• Exercise aim:
Each line below that carries the string "JSON" must appear in the answer.

• Source data:
○ ○ ○ ○ ○ ○ ○
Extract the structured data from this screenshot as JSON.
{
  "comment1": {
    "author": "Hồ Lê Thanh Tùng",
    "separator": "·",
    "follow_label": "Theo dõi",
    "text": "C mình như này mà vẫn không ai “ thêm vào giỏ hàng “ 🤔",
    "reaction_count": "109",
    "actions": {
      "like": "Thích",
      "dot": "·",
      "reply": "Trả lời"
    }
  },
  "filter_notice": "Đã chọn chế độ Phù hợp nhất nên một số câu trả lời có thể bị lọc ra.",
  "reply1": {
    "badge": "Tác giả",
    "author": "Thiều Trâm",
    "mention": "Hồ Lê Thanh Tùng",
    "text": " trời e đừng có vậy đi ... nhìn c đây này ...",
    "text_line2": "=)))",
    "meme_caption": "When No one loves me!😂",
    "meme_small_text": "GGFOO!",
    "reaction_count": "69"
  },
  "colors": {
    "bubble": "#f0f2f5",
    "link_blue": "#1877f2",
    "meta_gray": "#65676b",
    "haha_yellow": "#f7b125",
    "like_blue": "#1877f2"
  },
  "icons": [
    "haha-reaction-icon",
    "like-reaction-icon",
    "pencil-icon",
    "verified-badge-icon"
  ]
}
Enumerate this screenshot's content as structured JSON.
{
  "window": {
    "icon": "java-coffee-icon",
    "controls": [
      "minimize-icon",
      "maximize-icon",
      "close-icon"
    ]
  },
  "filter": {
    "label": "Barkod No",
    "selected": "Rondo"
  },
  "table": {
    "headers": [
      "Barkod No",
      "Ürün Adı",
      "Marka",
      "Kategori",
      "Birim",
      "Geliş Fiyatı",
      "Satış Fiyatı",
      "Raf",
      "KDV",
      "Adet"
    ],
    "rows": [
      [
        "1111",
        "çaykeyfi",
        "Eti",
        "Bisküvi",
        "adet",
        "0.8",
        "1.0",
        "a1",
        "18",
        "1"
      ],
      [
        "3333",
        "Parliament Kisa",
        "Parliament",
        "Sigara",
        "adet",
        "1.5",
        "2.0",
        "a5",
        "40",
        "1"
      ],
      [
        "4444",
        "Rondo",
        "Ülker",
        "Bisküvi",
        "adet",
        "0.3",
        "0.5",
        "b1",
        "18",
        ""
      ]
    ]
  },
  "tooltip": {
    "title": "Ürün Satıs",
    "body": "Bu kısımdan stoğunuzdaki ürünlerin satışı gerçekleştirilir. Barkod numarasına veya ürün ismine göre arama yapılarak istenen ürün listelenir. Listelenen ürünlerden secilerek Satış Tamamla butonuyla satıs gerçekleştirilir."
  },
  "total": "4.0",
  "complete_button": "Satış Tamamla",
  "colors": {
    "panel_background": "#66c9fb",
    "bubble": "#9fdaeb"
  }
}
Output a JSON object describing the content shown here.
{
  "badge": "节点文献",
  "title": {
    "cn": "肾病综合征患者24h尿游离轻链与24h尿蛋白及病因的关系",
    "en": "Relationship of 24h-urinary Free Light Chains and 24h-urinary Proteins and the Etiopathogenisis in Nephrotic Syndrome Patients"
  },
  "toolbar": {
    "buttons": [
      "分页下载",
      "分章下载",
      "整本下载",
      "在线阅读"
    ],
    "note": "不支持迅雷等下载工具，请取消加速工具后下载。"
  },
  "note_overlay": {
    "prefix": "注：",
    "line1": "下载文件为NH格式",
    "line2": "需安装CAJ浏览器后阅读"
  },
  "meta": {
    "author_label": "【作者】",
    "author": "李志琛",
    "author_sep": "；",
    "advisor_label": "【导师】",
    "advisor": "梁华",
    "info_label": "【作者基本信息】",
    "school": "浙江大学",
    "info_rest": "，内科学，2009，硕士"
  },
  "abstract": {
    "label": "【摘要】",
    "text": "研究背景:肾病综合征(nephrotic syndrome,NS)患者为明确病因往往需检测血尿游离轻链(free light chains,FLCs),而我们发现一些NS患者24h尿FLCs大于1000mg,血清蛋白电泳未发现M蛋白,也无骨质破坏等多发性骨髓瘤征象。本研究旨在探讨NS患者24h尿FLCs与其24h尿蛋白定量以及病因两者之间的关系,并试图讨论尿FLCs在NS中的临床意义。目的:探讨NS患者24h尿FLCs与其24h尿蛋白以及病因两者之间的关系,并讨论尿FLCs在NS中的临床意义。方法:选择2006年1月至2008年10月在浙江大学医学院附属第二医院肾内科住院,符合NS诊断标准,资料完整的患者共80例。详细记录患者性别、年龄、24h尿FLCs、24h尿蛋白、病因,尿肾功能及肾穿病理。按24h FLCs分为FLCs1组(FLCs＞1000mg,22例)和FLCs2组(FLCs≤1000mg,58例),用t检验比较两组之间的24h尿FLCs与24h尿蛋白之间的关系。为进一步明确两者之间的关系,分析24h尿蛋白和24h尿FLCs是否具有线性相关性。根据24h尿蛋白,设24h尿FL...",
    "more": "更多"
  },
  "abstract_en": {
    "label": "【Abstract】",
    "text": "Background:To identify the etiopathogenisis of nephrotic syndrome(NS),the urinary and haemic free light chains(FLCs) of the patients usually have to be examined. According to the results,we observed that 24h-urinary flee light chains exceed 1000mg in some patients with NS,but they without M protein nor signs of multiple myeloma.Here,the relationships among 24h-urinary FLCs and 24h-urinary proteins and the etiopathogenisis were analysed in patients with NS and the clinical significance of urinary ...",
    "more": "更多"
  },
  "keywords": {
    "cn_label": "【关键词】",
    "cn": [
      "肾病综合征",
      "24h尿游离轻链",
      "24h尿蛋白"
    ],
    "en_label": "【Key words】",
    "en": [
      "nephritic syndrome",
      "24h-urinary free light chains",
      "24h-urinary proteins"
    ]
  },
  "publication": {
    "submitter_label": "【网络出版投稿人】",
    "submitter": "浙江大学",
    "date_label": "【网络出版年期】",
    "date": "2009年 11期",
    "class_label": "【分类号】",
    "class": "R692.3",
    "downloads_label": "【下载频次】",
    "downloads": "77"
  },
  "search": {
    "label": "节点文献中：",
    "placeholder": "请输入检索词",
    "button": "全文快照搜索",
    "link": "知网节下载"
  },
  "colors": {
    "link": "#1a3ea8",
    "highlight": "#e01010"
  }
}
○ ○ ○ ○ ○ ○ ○
• Your solution:
Extract the structured data from this screenshot as JSON.
Enumerate this screenshot's content as structured JSON.
Output a JSON object describing the content shown here.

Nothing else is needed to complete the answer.